* Problem statement *
The lines below that include the word "start" are to be reported.

* Material shown *
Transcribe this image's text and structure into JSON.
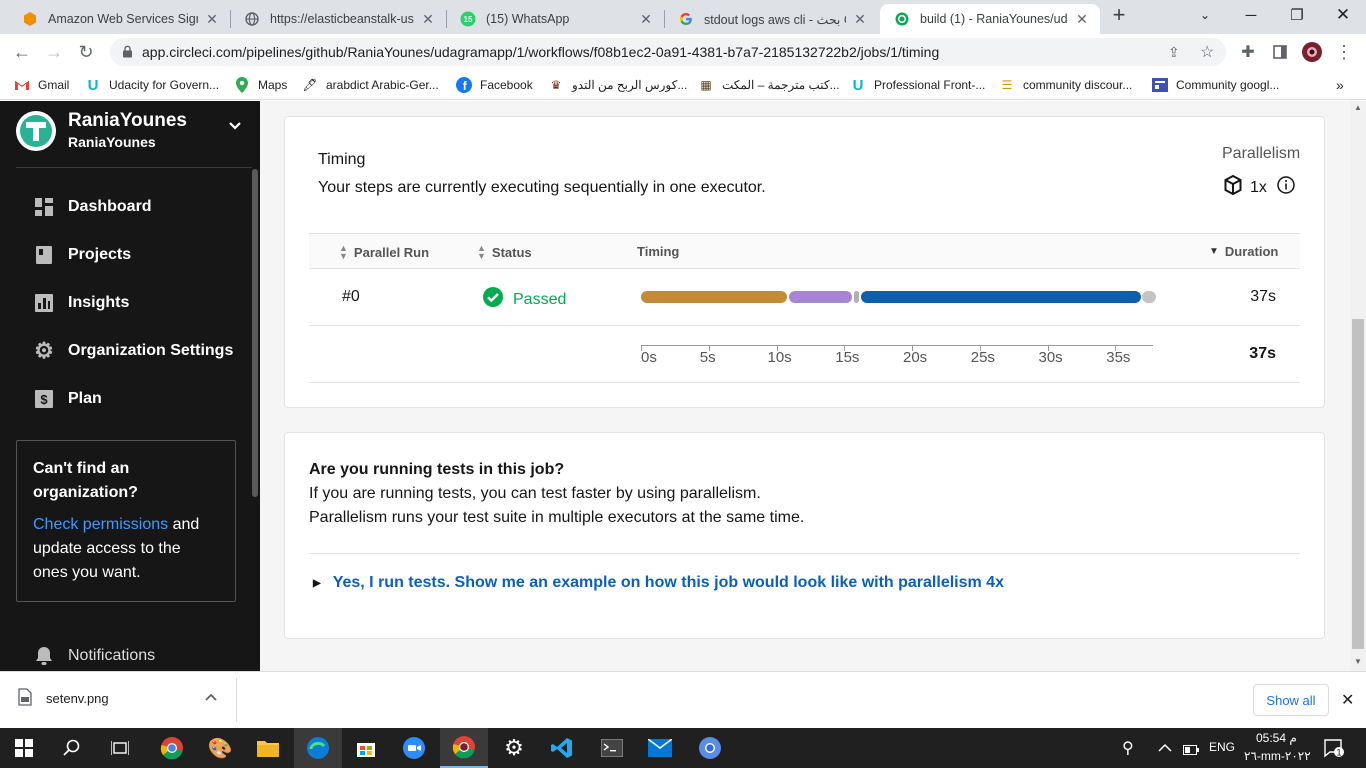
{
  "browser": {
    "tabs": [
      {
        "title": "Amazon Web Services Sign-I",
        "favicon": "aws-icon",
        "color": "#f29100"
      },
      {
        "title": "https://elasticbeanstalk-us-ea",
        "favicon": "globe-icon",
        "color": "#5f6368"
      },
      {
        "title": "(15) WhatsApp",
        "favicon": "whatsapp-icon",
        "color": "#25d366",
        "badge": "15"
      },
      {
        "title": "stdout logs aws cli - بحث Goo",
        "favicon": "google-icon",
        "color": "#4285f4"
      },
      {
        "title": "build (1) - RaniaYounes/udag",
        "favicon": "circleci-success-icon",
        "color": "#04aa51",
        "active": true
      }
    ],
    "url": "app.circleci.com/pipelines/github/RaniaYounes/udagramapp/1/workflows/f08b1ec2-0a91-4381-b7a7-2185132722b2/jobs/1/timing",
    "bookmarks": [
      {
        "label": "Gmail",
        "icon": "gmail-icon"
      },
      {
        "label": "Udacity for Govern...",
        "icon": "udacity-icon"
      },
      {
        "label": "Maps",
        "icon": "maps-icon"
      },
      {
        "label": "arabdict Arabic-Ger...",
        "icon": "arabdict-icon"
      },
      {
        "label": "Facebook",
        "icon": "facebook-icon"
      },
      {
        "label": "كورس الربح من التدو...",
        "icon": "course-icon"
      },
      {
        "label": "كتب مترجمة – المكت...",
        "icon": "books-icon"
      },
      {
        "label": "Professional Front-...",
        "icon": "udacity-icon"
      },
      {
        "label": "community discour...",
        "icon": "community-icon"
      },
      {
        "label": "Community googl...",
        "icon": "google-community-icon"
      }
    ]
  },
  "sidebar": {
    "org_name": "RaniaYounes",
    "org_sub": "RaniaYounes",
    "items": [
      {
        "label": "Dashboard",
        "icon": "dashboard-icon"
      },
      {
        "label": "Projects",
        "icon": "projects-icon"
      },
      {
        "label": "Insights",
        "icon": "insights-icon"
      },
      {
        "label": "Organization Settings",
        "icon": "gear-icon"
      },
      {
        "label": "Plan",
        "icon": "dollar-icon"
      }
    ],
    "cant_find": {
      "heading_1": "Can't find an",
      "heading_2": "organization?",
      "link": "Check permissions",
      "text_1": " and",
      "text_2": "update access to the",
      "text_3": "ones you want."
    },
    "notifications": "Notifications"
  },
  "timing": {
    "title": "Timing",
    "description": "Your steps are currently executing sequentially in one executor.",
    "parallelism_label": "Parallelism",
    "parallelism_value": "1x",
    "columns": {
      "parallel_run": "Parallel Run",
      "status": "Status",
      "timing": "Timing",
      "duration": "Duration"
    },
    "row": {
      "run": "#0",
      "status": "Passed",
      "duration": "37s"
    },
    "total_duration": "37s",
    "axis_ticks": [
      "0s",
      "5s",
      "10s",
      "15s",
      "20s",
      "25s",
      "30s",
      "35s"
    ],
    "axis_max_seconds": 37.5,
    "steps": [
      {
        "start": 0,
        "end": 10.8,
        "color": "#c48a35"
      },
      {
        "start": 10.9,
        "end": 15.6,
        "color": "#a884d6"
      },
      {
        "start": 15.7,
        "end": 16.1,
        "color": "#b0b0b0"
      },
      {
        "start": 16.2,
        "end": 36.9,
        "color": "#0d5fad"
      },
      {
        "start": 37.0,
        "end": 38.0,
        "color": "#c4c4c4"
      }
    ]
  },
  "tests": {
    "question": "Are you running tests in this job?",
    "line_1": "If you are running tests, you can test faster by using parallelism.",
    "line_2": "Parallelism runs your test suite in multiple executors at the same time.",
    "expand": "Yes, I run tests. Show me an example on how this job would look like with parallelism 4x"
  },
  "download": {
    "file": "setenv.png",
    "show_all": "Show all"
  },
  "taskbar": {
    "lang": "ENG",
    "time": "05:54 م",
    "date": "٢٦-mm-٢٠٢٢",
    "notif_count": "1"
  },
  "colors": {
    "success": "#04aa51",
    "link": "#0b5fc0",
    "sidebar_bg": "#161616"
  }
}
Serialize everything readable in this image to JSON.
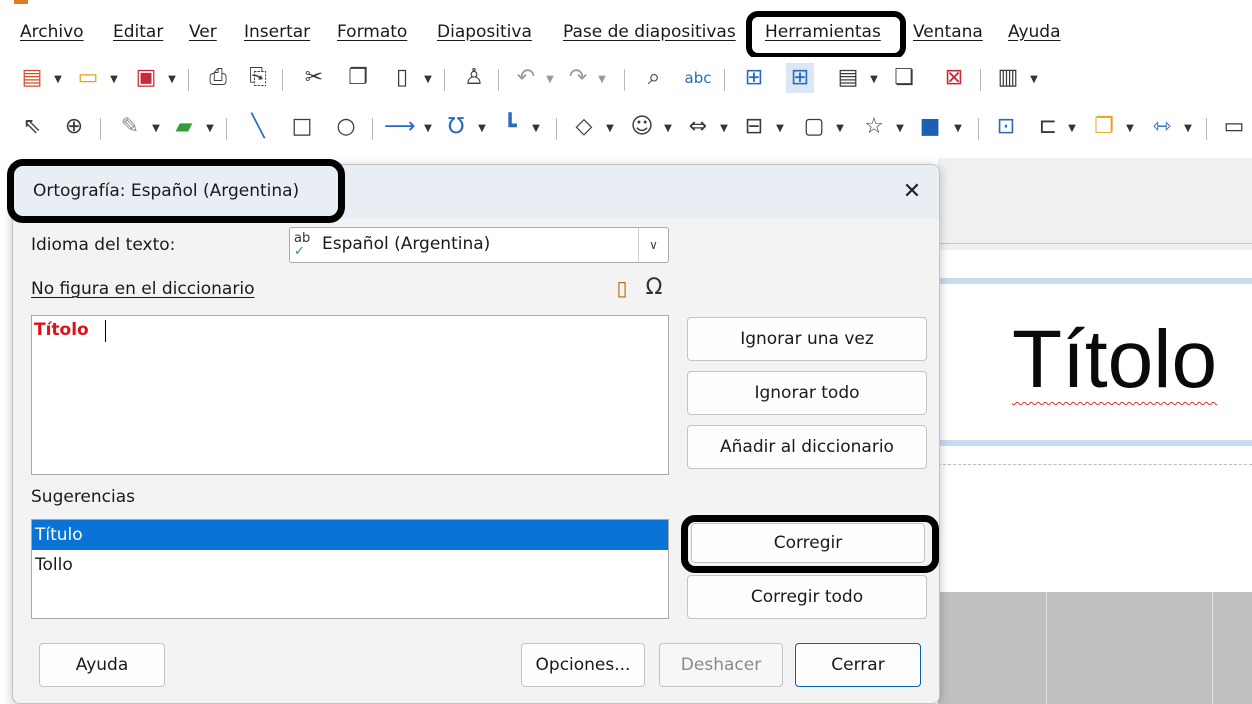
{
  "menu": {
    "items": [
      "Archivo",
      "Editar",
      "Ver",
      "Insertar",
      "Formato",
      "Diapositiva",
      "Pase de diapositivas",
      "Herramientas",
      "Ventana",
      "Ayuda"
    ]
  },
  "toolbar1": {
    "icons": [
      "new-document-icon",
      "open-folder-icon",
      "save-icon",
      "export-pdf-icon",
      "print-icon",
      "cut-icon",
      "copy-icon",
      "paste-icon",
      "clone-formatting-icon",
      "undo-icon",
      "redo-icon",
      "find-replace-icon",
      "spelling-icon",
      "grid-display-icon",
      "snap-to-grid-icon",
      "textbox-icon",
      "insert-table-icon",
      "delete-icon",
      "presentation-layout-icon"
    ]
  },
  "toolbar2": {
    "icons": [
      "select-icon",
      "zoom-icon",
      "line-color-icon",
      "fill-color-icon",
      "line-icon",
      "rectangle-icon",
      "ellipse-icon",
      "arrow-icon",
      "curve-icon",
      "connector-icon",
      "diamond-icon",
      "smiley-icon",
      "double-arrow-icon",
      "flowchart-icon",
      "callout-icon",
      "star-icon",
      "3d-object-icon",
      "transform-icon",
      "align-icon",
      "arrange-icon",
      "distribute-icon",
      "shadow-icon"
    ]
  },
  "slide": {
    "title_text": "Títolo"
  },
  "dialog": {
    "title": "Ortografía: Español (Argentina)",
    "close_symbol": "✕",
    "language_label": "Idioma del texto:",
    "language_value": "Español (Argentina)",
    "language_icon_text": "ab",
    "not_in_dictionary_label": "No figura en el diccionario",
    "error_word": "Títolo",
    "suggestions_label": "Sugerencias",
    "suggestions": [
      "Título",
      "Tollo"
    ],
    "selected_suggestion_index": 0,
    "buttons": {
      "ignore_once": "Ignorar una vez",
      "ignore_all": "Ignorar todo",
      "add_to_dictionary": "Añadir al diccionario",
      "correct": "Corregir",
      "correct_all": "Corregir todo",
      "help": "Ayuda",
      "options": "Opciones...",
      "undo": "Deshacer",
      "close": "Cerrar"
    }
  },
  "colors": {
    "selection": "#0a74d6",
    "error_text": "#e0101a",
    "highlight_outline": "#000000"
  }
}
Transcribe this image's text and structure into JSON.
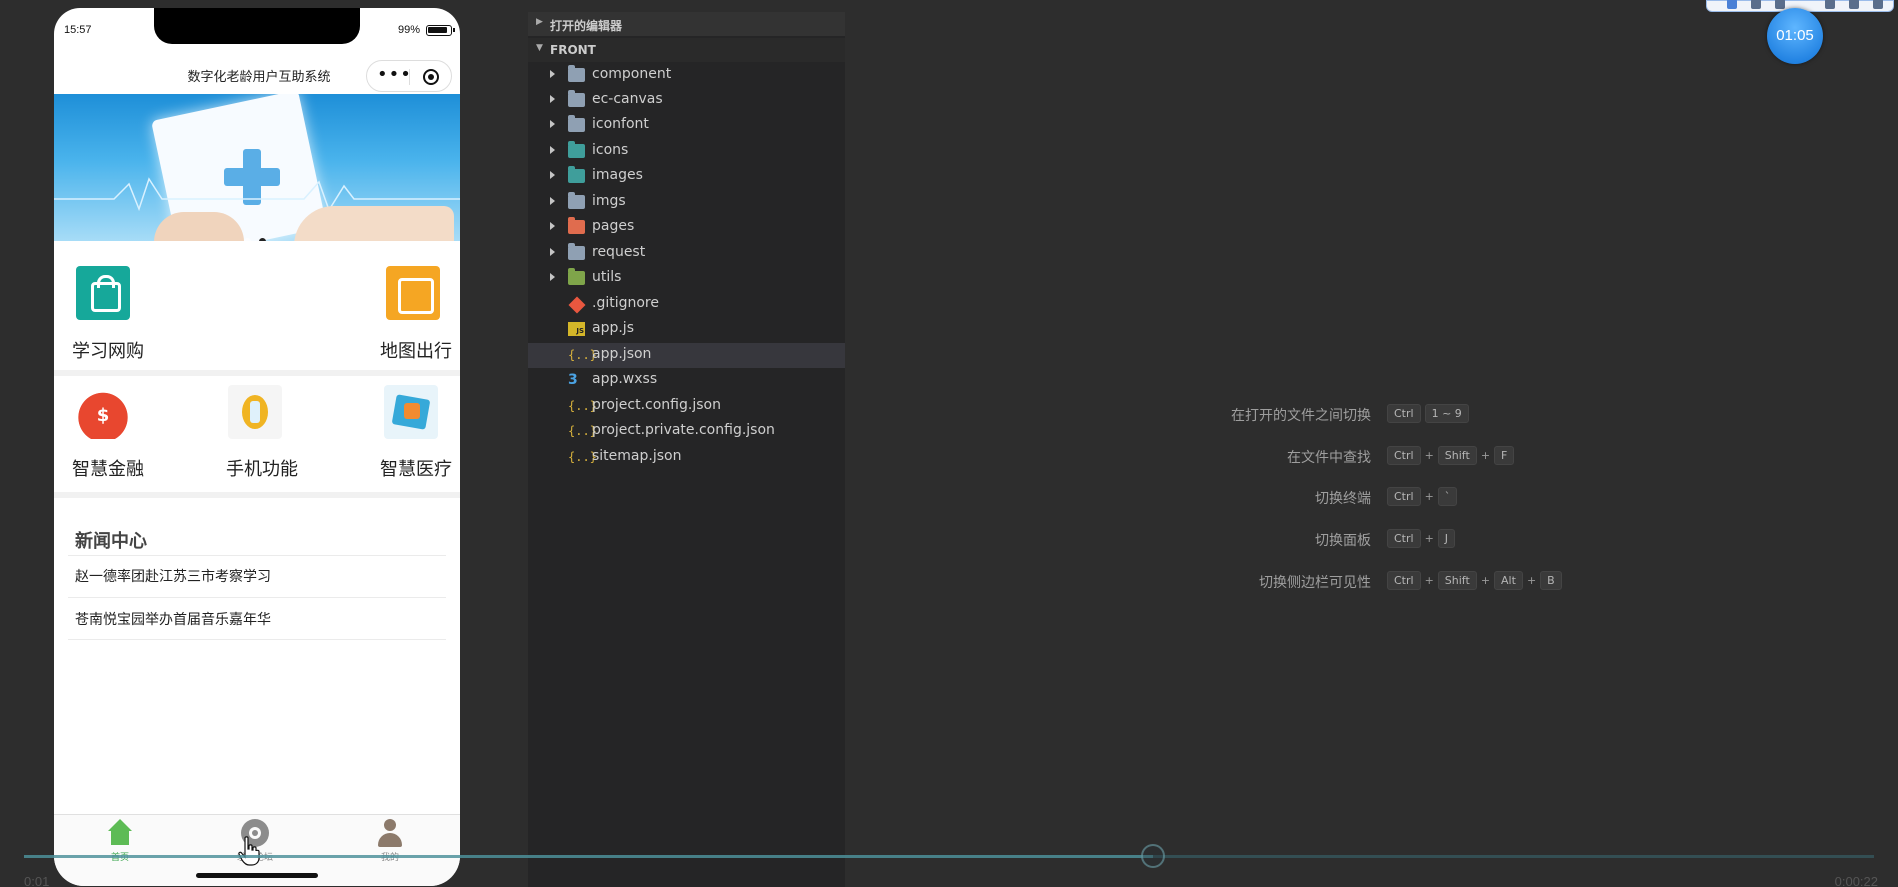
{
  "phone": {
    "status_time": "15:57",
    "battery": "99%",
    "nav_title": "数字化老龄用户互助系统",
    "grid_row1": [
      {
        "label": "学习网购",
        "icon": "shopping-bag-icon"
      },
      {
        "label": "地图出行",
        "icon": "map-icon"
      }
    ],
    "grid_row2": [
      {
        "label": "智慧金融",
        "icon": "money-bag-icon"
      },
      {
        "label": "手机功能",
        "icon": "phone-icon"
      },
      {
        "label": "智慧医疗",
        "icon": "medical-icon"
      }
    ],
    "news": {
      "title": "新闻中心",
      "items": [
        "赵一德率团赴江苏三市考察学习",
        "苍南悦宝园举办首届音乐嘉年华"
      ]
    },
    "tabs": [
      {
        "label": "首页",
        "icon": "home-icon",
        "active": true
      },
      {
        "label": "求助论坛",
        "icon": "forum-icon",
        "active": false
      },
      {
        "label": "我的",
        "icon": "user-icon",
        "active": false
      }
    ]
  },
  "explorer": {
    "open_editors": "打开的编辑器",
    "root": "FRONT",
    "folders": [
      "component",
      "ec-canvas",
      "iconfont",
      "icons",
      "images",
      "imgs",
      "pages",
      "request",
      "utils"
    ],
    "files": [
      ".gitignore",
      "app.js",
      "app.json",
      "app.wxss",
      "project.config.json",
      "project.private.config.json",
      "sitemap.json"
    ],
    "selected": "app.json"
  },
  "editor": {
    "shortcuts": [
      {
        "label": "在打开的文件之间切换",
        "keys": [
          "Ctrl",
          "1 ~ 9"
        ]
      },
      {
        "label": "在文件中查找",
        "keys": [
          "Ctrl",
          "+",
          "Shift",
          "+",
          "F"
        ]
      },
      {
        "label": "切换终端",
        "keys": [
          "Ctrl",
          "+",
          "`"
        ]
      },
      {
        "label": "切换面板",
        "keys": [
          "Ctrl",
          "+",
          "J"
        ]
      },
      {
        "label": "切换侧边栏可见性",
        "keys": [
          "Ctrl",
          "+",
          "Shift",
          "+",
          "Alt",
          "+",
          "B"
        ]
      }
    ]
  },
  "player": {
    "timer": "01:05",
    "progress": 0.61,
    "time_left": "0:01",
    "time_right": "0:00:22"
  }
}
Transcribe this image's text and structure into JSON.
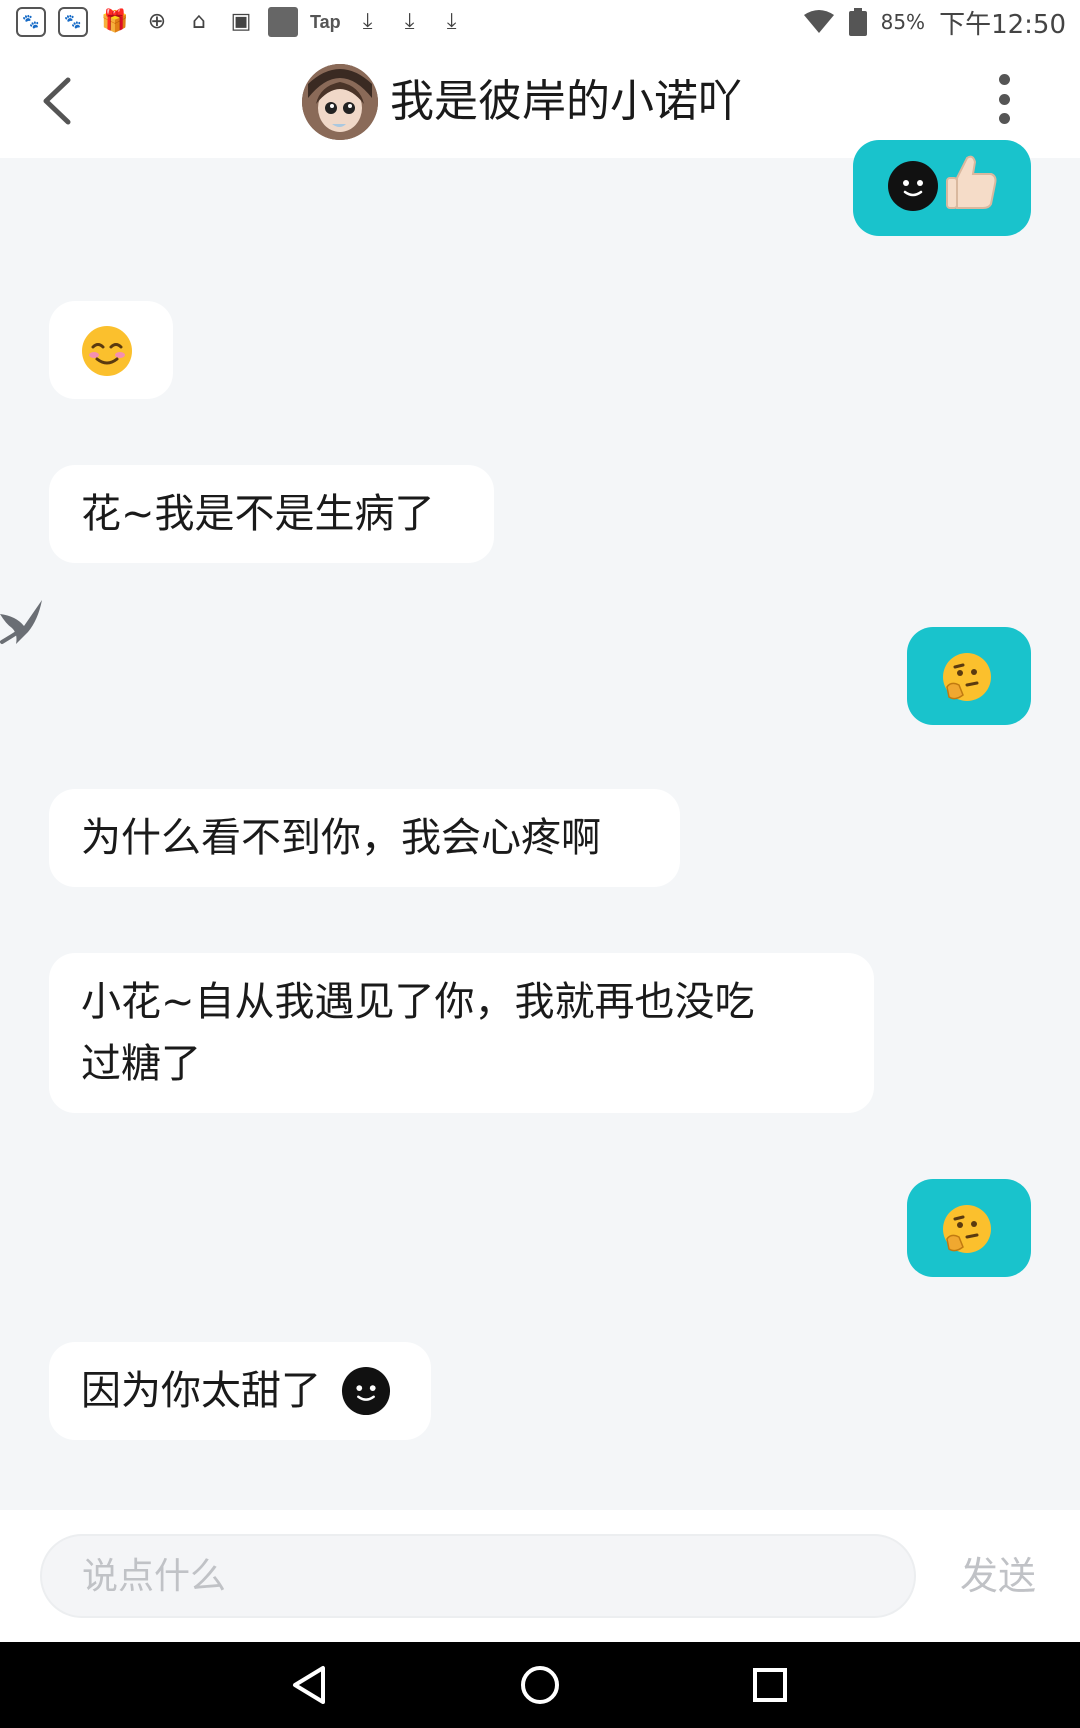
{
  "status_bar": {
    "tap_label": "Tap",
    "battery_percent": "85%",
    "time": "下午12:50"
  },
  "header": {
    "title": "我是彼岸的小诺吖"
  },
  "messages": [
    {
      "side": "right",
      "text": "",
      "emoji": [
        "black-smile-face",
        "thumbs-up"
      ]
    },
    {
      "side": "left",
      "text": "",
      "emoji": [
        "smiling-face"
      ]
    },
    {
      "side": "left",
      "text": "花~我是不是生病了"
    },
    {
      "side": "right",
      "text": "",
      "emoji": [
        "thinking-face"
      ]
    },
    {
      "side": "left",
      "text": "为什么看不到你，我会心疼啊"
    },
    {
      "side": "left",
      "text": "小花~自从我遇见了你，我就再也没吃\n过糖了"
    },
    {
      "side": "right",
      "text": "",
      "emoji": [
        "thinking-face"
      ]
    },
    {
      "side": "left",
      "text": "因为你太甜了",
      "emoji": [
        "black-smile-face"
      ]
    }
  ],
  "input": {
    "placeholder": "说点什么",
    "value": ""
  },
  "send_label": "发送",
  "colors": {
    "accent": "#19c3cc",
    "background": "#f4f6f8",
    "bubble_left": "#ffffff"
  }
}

* Completed task *
        "start": 0,
        "start": 10.9,
        "start": 15.7,
        "start": 16.2,
        "start": 37.0,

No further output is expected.